annearchal:

Page from Gay Comix 05 c. 1984

lgbtlaughs:

[illustrating featuring four white people. Top: a man with slicked-back hair in dark blue jeans, white sneakers and a yellow shirt. Right: A man with short hair in lighter blue rolled up jeans, boots and a red t-shirt, who has a very pert bum. Bottom: A woman with multicoloured short hair, wearing a yellow dress with a cat-print top over it, pink leggings and black ankle boots. Left:A woman with long curly brown hair, wearing a yellow shirt, brown trousers, a loose open brown shirt, teal socks and black high heels. They are all looking at the person anti-clockwise to them, and each has a thought bubble that reads: “what a beauty!”]

annearchal:

Page from Gay Comix 05 c. 1984

hamletmachine:

A bigger panel from this strip!

hamletmachine:

A bigger panel from this strip!

sexisnottheenemy:

porncull: via Oglaf
spitcastle:

my boy, you have… the grim!

spitcastle:

my boy, you have… the grim!

Thompson uses Habibi as a venue to argue that Islam and Christianity are not at odds with each other, but interconnected to one another. On this mark, Habibi is a well-done and original contribution to the canon of contemporary Western comics literature. I applaud Thompson for humanizing a religion that many have been quick to vilify, and for managing to do it in a non-preachy way. In fact, because he approaches Islam with a clear compassion and level-headedness, I suspect many readers let Thompson off the hook for the Orientalist elements of the text.

Which brings us to the bulk of the book: the love story between Dodola and Zam spanning multiple decades, set predominately in the land of Wanatolia. While this story is drawn with the same detail-attentive pen that Thompson uses at the service of calligraphy and geometric patterns, here it predominantly captures the vagueness of stereotypes. Thompson contributes to (instead of resisting) Orientalist discourse by overly sexualizing women, littering the text with an abundance of savage Arabs, and dually constructing the city of Wanatolia as modern and timeless.

— Nadim Damluji

Great criticism of Thompson’s Habibi. I really enjoyed this comic, he’s a masterful storyteller, but holy hell are some of the moments uncomfortable. The incredible research he does on classical culture — language, religion, folklore — just makes the lazy stereotypes of rapist Arab men and sexually vulnerable Arab women more frustrating. Well-intentioned, but not always successful.

(Trigger warning for racialized depictions of rape.)

charliecodyart:

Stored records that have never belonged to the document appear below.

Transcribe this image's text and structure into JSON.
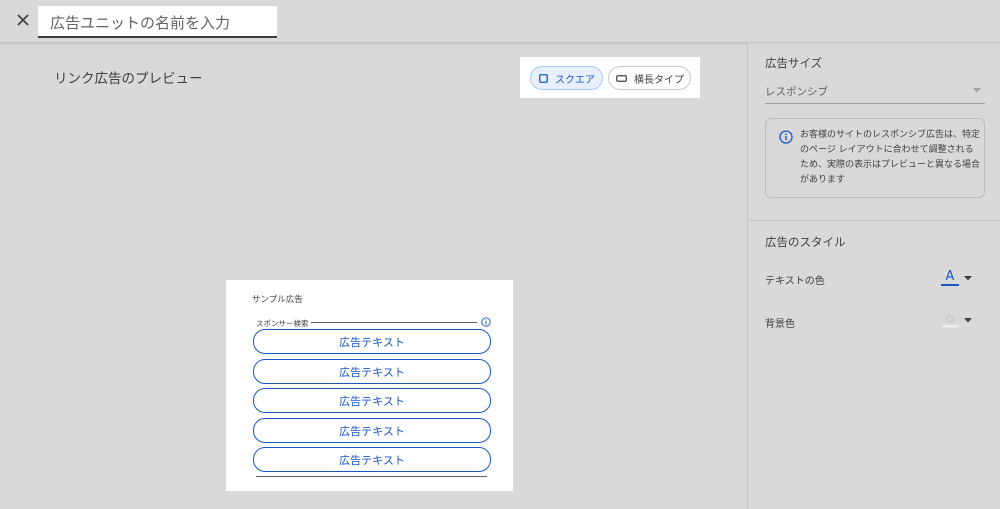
{
  "header": {
    "close_icon": "close-icon",
    "name_placeholder": "広告ユニットの名前を入力"
  },
  "preview": {
    "title": "リンク広告のプレビュー",
    "toggle": {
      "square_label": "スクエア",
      "wide_label": "横長タイプ",
      "selected": "スクエア"
    }
  },
  "ad": {
    "sample_label": "サンプル広告",
    "sponsor_label": "スポンサー検索",
    "buttons": [
      {
        "label": "広告テキスト"
      },
      {
        "label": "広告テキスト"
      },
      {
        "label": "広告テキスト"
      },
      {
        "label": "広告テキスト"
      },
      {
        "label": "広告テキスト"
      }
    ]
  },
  "sidebar": {
    "size_heading": "広告サイズ",
    "size_value": "レスポンシブ",
    "info_text": "お客様のサイトのレスポンシブ広告は、特定のページ レイアウトに合わせて調整されるため、実際の表示はプレビューと異なる場合があります",
    "style_heading": "広告のスタイル",
    "text_color_label": "テキストの色",
    "text_color_glyph": "A",
    "bg_color_label": "背景色"
  },
  "colors": {
    "accent": "#1a56c4",
    "background": "#d9d9d9",
    "text": "#3c4043"
  }
}
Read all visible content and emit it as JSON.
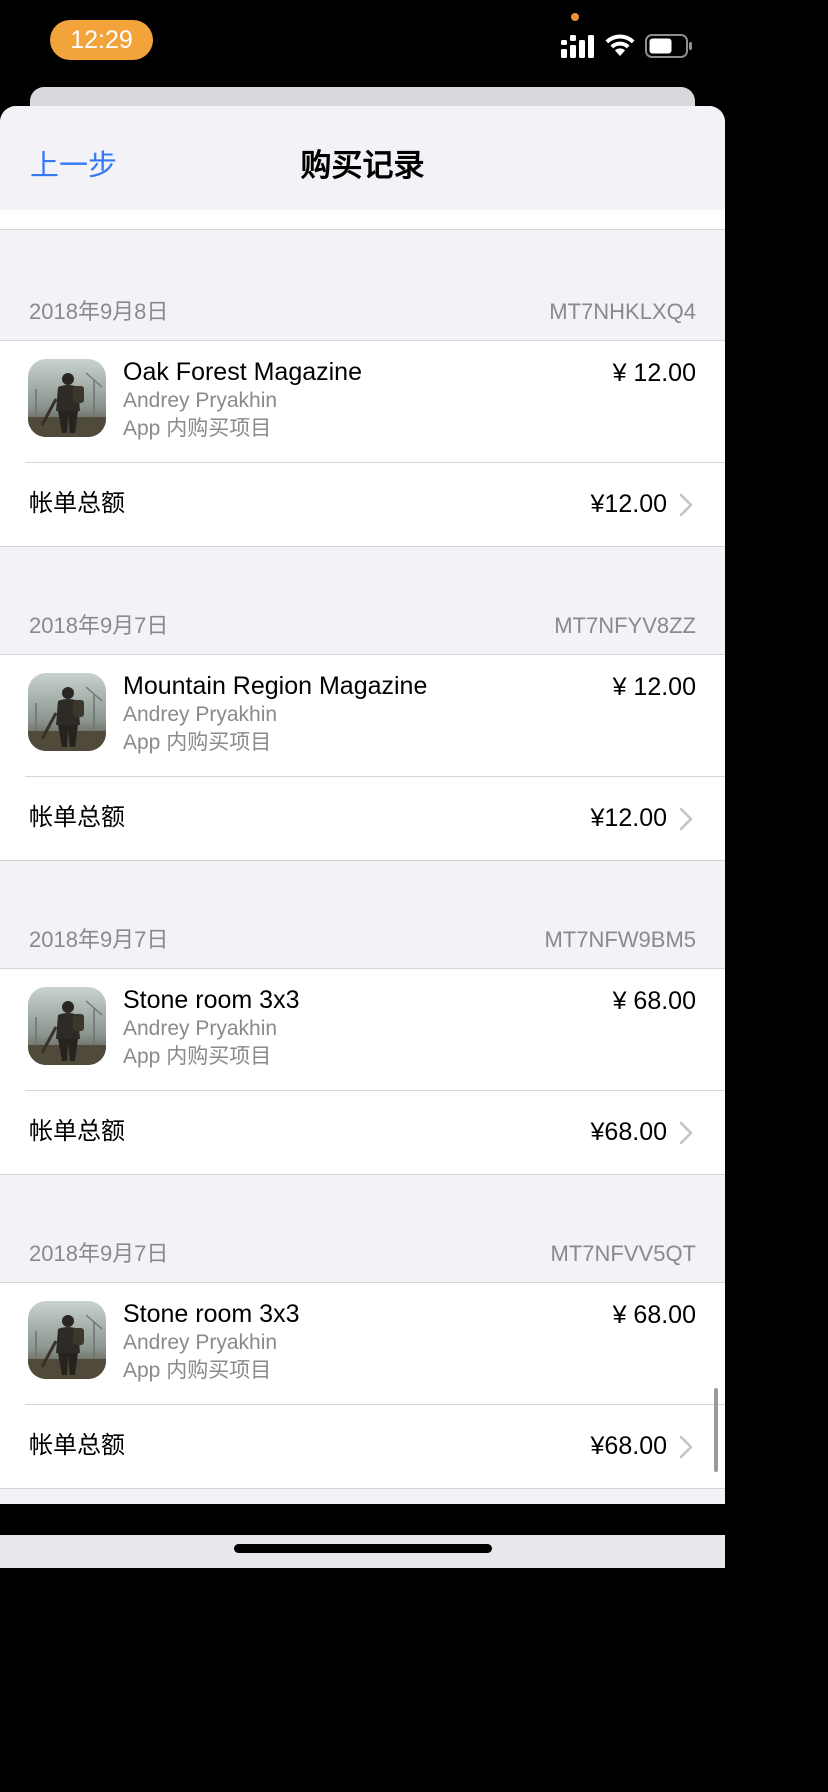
{
  "status_bar": {
    "time": "12:29"
  },
  "nav": {
    "back_label": "上一步",
    "title": "购买记录"
  },
  "purchases": [
    {
      "date": "2018年9月8日",
      "order_id": "MT7NHKLXQ4",
      "item_name": "Oak Forest Magazine",
      "developer": "Andrey Pryakhin",
      "type": "App 内购买项目",
      "price": "¥ 12.00",
      "total_label": "帐单总额",
      "total": "¥12.00"
    },
    {
      "date": "2018年9月7日",
      "order_id": "MT7NFYV8ZZ",
      "item_name": "Mountain Region Magazine",
      "developer": "Andrey Pryakhin",
      "type": "App 内购买项目",
      "price": "¥ 12.00",
      "total_label": "帐单总额",
      "total": "¥12.00"
    },
    {
      "date": "2018年9月7日",
      "order_id": "MT7NFW9BM5",
      "item_name": "Stone room 3x3",
      "developer": "Andrey Pryakhin",
      "type": "App 内购买项目",
      "price": "¥ 68.00",
      "total_label": "帐单总额",
      "total": "¥68.00"
    },
    {
      "date": "2018年9月7日",
      "order_id": "MT7NFVV5QT",
      "item_name": "Stone room 3x3",
      "developer": "Andrey Pryakhin",
      "type": "App 内购买项目",
      "price": "¥ 68.00",
      "total_label": "帐单总额",
      "total": "¥68.00"
    }
  ],
  "colors": {
    "accent": "#3478f6",
    "time_pill": "#f2a43b",
    "background": "#f2f2f7",
    "secondary_text": "#8a8a8e"
  },
  "icons": {
    "app_icon": "survivor-game-app-icon",
    "chevron": "chevron-right-icon"
  }
}
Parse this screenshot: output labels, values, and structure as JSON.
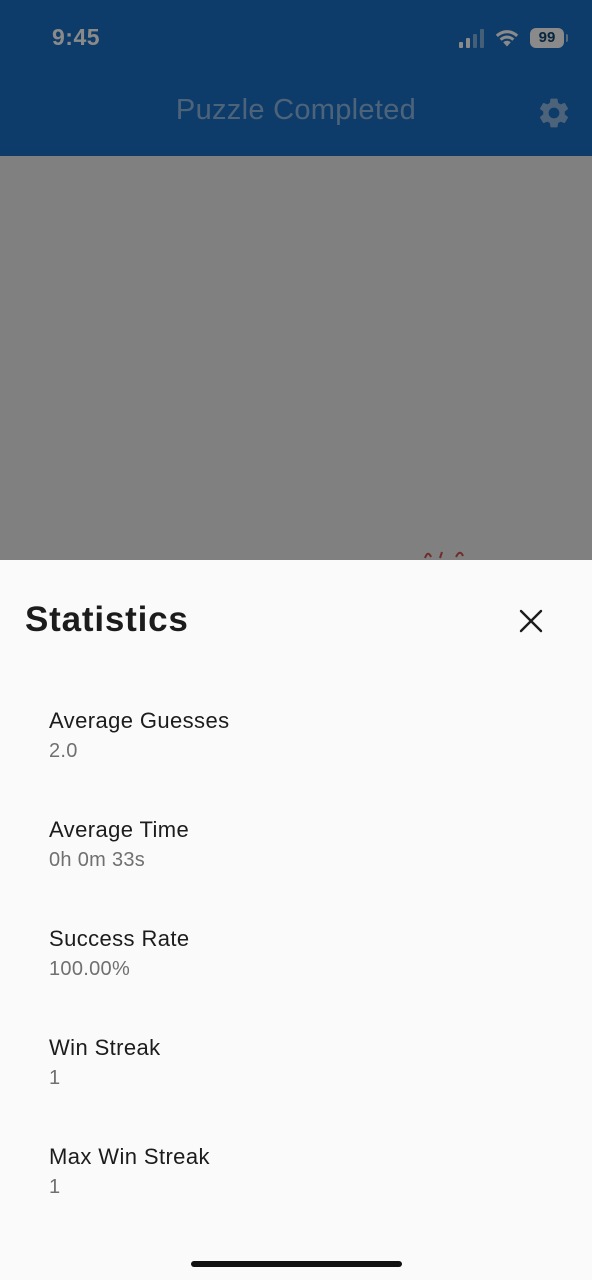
{
  "status_bar": {
    "time": "9:45",
    "battery": "99",
    "icons": [
      "signal-icon",
      "wifi-icon",
      "battery-icon"
    ]
  },
  "app_bar": {
    "title": "Puzzle Completed",
    "settings_icon": "gear-icon",
    "color": "#1a6fc5"
  },
  "sheet": {
    "title": "Statistics",
    "close_icon": "close-icon",
    "stats": [
      {
        "label": "Average Guesses",
        "value": "2.0"
      },
      {
        "label": "Average Time",
        "value": "0h 0m 33s"
      },
      {
        "label": "Success Rate",
        "value": "100.00%"
      },
      {
        "label": "Win Streak",
        "value": "1"
      },
      {
        "label": "Max Win Streak",
        "value": "1"
      }
    ]
  }
}
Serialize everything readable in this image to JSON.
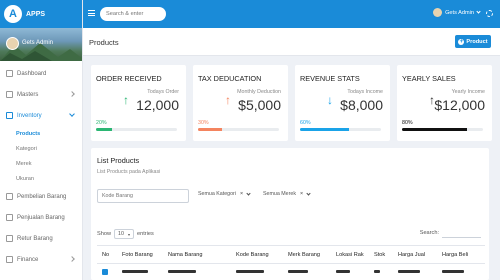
{
  "app": {
    "name": "APPS",
    "logo_letter": "A"
  },
  "topbar": {
    "search_placeholder": "Search & enter",
    "user": "Gets Admin"
  },
  "profile": {
    "name": "Gets Admin"
  },
  "sidebar": {
    "items": [
      {
        "label": "Dashboard",
        "icon": "home-icon"
      },
      {
        "label": "Masters",
        "icon": "grid-icon",
        "expandable": true
      },
      {
        "label": "Inventory",
        "icon": "settings-icon",
        "expandable": true,
        "active": true
      }
    ],
    "inventory_sub": [
      "Products",
      "Kategori",
      "Merek",
      "Ukuran"
    ],
    "more": [
      {
        "label": "Pembelian Barang",
        "icon": "cart-icon"
      },
      {
        "label": "Penjualan Barang",
        "icon": "document-icon"
      },
      {
        "label": "Retur Barang",
        "icon": "return-icon"
      },
      {
        "label": "Finance",
        "icon": "finance-icon",
        "expandable": true
      }
    ]
  },
  "page": {
    "title": "Products",
    "add_button": "Product"
  },
  "stats": [
    {
      "title": "ORDER RECEIVED",
      "caption": "Todays Order",
      "value": "12,000",
      "percent_label": "20%",
      "percent": 20,
      "color": "#2bb673",
      "arrow": "up"
    },
    {
      "title": "TAX DEDUCATION",
      "caption": "Monthly Deduction",
      "value": "$5,000",
      "percent_label": "30%",
      "percent": 30,
      "color": "#f4845f",
      "arrow": "up"
    },
    {
      "title": "REVENUE STATS",
      "caption": "Todays Income",
      "value": "$8,000",
      "percent_label": "60%",
      "percent": 60,
      "color": "#1aa3e8",
      "arrow": "down"
    },
    {
      "title": "YEARLY SALES",
      "caption": "Yearly Income",
      "value": "$12,000",
      "percent_label": "80%",
      "percent": 80,
      "color": "#111111",
      "arrow": "up"
    }
  ],
  "list": {
    "title": "List Products",
    "subtitle": "List Products pada Aplikasi",
    "filter_placeholder": "Kode Barang",
    "kategori": "Semua Kategori",
    "merek": "Semua Merek",
    "clear_symbol": "×",
    "show_label": "Show",
    "show_value": "10",
    "entries_label": "entries",
    "search_label": "Search:",
    "columns": [
      "No",
      "Foto Barang",
      "Nama Barang",
      "Kode Barang",
      "Merk Barang",
      "Lokasi Rak",
      "Stok",
      "Harga Jual",
      "Harga Beli"
    ]
  }
}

An homage to J.C. Leyendecker and another example of how insidious an image can become with the addition of gas masks.

charliecodyart:

An homage to J.C. Leyendecker and another example of how insidious an image can become with the addition of gas masks.